Try it
Working from the records beneath this line, reproduce each one exactly.

(Element data from apps and pages)
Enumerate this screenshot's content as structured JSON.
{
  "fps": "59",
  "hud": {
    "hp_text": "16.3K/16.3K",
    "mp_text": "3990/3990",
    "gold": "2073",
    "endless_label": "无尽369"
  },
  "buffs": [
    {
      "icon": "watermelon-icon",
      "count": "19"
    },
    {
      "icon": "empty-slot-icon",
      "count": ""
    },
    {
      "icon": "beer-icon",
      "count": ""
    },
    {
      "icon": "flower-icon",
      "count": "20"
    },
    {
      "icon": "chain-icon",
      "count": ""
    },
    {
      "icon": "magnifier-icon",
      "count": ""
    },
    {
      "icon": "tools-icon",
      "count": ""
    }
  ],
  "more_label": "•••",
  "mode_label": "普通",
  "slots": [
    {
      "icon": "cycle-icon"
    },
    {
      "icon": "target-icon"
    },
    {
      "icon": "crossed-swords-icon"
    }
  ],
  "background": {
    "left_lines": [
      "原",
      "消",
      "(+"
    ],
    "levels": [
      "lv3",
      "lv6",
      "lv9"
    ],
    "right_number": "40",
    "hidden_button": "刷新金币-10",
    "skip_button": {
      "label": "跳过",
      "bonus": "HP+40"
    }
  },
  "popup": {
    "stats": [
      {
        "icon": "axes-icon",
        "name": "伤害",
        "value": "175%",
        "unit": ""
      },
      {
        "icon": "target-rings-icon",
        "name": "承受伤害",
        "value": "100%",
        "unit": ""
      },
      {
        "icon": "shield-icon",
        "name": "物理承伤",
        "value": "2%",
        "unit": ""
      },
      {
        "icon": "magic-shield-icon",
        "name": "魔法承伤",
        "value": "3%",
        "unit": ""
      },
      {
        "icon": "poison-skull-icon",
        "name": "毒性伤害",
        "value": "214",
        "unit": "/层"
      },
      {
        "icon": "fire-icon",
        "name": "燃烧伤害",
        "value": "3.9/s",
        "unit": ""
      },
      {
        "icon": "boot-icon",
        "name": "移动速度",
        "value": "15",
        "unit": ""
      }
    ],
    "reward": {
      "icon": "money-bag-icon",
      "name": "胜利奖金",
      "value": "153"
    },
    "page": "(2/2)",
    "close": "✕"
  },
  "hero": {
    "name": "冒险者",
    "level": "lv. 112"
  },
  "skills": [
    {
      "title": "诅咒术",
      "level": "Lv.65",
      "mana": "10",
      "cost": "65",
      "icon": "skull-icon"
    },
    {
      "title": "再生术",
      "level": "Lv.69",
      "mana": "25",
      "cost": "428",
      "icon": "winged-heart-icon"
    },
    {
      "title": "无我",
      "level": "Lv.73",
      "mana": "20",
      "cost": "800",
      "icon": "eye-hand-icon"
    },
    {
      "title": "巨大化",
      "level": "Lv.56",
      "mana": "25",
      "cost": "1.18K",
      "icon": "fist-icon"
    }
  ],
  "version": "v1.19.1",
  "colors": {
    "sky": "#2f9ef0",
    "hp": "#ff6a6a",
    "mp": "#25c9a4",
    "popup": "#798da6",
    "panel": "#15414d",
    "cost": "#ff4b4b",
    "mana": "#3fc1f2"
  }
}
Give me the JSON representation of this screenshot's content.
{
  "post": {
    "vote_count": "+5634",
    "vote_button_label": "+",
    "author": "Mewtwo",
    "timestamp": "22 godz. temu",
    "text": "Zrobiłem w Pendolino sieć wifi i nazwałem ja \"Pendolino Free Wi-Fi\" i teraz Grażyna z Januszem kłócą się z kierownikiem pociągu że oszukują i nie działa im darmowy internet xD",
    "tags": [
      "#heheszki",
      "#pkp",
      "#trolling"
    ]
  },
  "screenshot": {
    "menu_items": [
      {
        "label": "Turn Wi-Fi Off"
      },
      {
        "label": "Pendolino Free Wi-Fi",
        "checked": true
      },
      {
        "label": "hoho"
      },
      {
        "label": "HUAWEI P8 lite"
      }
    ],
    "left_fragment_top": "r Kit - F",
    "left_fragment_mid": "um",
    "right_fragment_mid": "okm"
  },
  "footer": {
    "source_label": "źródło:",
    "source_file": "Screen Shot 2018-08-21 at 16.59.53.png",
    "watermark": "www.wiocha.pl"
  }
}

Solved problem
Enumerate this screenshot's content as structured JSON.
{
  "fps": "59",
  "hud": {
    "hp_text": "16.3K/16.3K",
    "mp_text": "3990/3990",
    "gold": "2073",
    "endless_label": "无尽369"
  },
  "buffs": [
    {
      "icon": "watermelon-icon",
      "count": "19"
    },
    {
      "icon": "empty-slot-icon",
      "count": ""
    },
    {
      "icon": "beer-icon",
      "count": ""
    },
    {
      "icon": "flower-icon",
      "count": "20"
    },
    {
      "icon": "chain-icon",
      "count": ""
    },
    {
      "icon": "magnifier-icon",
      "count": ""
    },
    {
      "icon": "tools-icon",
      "count": ""
    }
  ],
  "more_label": "•••",
  "mode_label": "普通",
  "slots": [
    {
      "icon": "cycle-icon"
    },
    {
      "icon": "target-icon"
    },
    {
      "icon": "crossed-swords-icon"
    }
  ],
  "background": {
    "left_lines": [
      "原",
      "消",
      "(+"
    ],
    "levels": [
      "lv3",
      "lv6",
      "lv9"
    ],
    "right_number": "40",
    "hidden_button": "刷新金币-10",
    "skip_button": {
      "label": "跳过",
      "bonus": "HP+40"
    }
  },
  "popup": {
    "stats": [
      {
        "icon": "axes-icon",
        "name": "伤害",
        "value": "175%",
        "unit": ""
      },
      {
        "icon": "target-rings-icon",
        "name": "承受伤害",
        "value": "100%",
        "unit": ""
      },
      {
        "icon": "shield-icon",
        "name": "物理承伤",
        "value": "2%",
        "unit": ""
      },
      {
        "icon": "magic-shield-icon",
        "name": "魔法承伤",
        "value": "3%",
        "unit": ""
      },
      {
        "icon": "poison-skull-icon",
        "name": "毒性伤害",
        "value": "214",
        "unit": "/层"
      },
      {
        "icon": "fire-icon",
        "name": "燃烧伤害",
        "value": "3.9/s",
        "unit": ""
      },
      {
        "icon": "boot-icon",
        "name": "移动速度",
        "value": "15",
        "unit": ""
      }
    ],
    "reward": {
      "icon": "money-bag-icon",
      "name": "胜利奖金",
      "value": "153"
    },
    "page": "(2/2)",
    "close": "✕"
  },
  "hero": {
    "name": "冒险者",
    "level": "lv. 112"
  },
  "skills": [
    {
      "title": "诅咒术",
      "level": "Lv.65",
      "mana": "10",
      "cost": "65",
      "icon": "skull-icon"
    },
    {
      "title": "再生术",
      "level": "Lv.69",
      "mana": "25",
      "cost": "428",
      "icon": "winged-heart-icon"
    },
    {
      "title": "无我",
      "level": "Lv.73",
      "mana": "20",
      "cost": "800",
      "icon": "eye-hand-icon"
    },
    {
      "title": "巨大化",
      "level": "Lv.56",
      "mana": "25",
      "cost": "1.18K",
      "icon": "fist-icon"
    }
  ],
  "version": "v1.19.1",
  "colors": {
    "sky": "#2f9ef0",
    "hp": "#ff6a6a",
    "mp": "#25c9a4",
    "popup": "#798da6",
    "panel": "#15414d",
    "cost": "#ff4b4b",
    "mana": "#3fc1f2"
  }
}
Give me the JSON representation of this screenshot's content.
{
  "post": {
    "vote_count": "+5634",
    "vote_button_label": "+",
    "author": "Mewtwo",
    "timestamp": "22 godz. temu",
    "text": "Zrobiłem w Pendolino sieć wifi i nazwałem ja \"Pendolino Free Wi-Fi\" i teraz Grażyna z Januszem kłócą się z kierownikiem pociągu że oszukują i nie działa im darmowy internet xD",
    "tags": [
      "#heheszki",
      "#pkp",
      "#trolling"
    ]
  },
  "screenshot": {
    "menu_items": [
      {
        "label": "Turn Wi-Fi Off"
      },
      {
        "label": "Pendolino Free Wi-Fi",
        "checked": true
      },
      {
        "label": "hoho"
      },
      {
        "label": "HUAWEI P8 lite"
      }
    ],
    "left_fragment_top": "r Kit - F",
    "left_fragment_mid": "um",
    "right_fragment_mid": "okm"
  },
  "footer": {
    "source_label": "źródło:",
    "source_file": "Screen Shot 2018-08-21 at 16.59.53.png",
    "watermark": "www.wiocha.pl"
  }
}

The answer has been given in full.